- _TASK OBJECTIVE_
Scan the lines below for the word "尽在这里刷不停". Copy each line you find it in.

Website and app data records
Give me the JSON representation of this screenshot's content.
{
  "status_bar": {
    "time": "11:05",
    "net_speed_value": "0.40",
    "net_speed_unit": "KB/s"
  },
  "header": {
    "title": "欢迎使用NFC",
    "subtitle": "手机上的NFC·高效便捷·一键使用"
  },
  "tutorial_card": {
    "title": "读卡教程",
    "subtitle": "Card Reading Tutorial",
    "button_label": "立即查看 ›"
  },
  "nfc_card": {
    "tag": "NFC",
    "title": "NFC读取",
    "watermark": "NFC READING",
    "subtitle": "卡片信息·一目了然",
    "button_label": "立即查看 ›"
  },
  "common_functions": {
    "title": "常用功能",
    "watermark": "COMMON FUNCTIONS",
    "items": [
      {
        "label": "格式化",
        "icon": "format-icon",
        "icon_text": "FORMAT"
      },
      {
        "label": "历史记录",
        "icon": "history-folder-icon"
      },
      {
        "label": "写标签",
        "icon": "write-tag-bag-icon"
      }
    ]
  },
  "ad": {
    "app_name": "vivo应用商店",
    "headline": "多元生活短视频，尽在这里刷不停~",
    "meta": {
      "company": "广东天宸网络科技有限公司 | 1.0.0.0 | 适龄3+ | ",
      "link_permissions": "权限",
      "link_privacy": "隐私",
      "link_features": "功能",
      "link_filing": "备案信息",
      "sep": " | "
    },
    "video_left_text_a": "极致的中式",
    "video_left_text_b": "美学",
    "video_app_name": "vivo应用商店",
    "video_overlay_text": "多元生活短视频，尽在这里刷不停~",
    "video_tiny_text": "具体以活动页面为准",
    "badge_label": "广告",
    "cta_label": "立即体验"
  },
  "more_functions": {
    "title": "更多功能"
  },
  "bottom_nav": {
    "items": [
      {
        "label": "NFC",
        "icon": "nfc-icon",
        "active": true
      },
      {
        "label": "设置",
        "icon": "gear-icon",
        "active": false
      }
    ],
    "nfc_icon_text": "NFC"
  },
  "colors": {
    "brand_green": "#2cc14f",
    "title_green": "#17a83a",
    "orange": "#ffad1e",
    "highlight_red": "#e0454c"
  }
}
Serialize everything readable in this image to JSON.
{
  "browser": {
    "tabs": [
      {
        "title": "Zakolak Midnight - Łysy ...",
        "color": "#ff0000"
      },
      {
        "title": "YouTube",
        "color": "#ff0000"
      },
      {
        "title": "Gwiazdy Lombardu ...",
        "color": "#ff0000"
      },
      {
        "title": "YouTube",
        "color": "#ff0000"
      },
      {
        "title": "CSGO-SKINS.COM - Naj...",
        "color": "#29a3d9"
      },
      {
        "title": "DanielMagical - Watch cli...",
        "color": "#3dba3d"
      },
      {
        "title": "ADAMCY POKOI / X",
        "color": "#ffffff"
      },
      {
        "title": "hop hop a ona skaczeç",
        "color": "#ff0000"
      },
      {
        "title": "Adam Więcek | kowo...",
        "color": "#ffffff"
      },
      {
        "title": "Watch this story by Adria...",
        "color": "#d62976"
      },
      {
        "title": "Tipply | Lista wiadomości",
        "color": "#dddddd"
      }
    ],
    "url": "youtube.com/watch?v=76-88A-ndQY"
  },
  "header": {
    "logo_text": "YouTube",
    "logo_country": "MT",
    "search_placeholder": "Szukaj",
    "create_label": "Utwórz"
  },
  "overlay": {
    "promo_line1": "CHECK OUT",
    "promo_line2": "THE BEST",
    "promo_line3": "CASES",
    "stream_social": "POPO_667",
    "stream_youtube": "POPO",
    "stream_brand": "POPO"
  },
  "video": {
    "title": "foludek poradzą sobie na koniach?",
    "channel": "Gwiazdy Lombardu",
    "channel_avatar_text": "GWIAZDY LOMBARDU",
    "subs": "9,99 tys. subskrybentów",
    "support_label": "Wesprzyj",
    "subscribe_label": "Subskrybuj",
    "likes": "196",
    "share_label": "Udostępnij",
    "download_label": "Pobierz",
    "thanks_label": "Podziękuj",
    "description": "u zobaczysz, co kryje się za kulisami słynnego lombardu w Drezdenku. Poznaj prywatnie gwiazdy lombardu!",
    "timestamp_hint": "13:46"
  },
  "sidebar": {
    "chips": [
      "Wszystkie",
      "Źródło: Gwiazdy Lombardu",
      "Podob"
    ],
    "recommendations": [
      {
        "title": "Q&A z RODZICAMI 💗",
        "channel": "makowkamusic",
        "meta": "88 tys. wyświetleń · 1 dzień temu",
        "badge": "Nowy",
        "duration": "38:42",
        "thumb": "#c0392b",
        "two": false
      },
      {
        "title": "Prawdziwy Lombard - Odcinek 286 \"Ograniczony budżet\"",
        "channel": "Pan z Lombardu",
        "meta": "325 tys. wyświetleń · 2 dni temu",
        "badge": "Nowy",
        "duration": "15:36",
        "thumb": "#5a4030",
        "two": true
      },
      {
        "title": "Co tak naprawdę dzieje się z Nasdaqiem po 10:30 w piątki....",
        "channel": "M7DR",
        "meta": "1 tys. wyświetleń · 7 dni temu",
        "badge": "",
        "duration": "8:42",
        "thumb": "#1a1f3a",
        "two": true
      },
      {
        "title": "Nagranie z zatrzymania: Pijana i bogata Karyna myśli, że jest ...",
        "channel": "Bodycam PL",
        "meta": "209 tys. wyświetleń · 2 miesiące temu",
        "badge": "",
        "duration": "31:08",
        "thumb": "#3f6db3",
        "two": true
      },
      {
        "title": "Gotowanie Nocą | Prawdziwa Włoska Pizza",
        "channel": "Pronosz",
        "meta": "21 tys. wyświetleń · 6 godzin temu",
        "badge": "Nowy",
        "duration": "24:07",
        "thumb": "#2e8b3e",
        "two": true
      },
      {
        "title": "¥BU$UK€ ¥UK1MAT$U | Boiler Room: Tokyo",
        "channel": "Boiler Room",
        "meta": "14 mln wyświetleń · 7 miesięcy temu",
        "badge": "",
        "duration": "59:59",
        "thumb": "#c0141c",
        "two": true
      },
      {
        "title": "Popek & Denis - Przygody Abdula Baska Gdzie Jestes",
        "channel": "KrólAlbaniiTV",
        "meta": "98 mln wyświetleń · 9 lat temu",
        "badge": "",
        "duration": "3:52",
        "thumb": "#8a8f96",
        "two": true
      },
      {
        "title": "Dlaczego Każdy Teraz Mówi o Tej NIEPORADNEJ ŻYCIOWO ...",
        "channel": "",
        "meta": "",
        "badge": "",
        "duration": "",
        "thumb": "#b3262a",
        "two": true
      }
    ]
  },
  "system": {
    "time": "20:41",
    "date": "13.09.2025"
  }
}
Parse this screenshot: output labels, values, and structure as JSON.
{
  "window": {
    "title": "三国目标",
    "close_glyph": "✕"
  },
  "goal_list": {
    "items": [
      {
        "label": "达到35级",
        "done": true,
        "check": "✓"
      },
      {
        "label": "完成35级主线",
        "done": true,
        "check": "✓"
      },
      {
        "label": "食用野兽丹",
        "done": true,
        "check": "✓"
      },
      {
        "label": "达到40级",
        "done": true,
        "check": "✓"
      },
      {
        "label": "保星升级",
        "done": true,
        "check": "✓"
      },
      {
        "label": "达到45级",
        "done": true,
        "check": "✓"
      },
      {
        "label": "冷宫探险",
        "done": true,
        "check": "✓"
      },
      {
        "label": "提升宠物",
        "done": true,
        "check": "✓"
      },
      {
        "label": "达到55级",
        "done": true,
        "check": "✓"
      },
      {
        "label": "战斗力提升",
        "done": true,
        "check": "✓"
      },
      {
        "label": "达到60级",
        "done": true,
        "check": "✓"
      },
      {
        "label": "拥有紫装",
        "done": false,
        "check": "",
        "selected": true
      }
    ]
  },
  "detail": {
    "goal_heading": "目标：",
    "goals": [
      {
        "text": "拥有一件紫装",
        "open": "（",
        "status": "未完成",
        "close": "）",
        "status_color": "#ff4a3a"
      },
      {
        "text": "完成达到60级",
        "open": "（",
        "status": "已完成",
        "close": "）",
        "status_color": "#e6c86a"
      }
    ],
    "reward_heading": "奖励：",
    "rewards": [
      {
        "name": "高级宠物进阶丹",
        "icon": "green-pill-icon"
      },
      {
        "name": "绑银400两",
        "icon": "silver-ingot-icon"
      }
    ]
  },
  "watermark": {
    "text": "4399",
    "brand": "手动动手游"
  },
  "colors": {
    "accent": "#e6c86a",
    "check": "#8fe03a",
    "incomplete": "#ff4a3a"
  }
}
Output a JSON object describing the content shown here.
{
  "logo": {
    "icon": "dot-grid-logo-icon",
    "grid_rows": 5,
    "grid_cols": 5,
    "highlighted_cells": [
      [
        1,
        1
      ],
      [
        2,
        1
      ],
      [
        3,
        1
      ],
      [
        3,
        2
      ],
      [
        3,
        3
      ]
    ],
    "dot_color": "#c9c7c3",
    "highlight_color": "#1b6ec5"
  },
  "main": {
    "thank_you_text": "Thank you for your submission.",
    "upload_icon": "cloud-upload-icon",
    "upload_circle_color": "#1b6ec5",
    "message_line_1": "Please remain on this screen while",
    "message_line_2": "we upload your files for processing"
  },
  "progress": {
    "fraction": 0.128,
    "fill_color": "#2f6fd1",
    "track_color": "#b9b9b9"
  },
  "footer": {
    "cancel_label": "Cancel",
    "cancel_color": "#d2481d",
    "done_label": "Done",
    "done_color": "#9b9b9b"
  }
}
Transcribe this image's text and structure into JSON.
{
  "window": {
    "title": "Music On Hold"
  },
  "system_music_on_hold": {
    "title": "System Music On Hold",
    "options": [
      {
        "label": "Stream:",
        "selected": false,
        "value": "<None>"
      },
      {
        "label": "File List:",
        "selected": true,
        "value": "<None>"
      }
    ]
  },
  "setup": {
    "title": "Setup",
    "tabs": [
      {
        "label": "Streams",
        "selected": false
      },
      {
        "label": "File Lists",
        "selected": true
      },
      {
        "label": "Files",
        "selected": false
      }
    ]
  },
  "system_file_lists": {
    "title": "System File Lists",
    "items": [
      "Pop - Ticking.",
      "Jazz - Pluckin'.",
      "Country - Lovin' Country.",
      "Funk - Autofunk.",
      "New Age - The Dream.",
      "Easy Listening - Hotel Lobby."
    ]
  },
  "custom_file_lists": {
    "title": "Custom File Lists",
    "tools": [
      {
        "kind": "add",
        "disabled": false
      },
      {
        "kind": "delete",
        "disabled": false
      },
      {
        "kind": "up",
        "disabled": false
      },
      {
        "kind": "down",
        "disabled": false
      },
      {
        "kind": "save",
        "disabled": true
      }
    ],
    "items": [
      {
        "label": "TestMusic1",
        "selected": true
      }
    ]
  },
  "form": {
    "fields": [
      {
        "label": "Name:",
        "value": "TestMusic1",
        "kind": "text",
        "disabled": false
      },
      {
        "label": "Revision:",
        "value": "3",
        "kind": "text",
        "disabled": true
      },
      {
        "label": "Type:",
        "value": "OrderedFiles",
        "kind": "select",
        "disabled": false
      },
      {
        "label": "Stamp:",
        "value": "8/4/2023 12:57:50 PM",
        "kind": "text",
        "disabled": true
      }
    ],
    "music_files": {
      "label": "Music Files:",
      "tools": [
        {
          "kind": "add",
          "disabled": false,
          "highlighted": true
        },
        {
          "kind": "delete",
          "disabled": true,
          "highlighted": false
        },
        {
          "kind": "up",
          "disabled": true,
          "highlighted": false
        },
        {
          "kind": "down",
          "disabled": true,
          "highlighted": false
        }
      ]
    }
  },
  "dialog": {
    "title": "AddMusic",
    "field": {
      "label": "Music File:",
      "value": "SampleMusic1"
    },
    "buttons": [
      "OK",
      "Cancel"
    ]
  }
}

- _THE ANSWER_
    "headline": "多元生活短视频，尽在这里刷不停~",
    "video_overlay_text": "多元生活短视频，尽在这里刷不停~",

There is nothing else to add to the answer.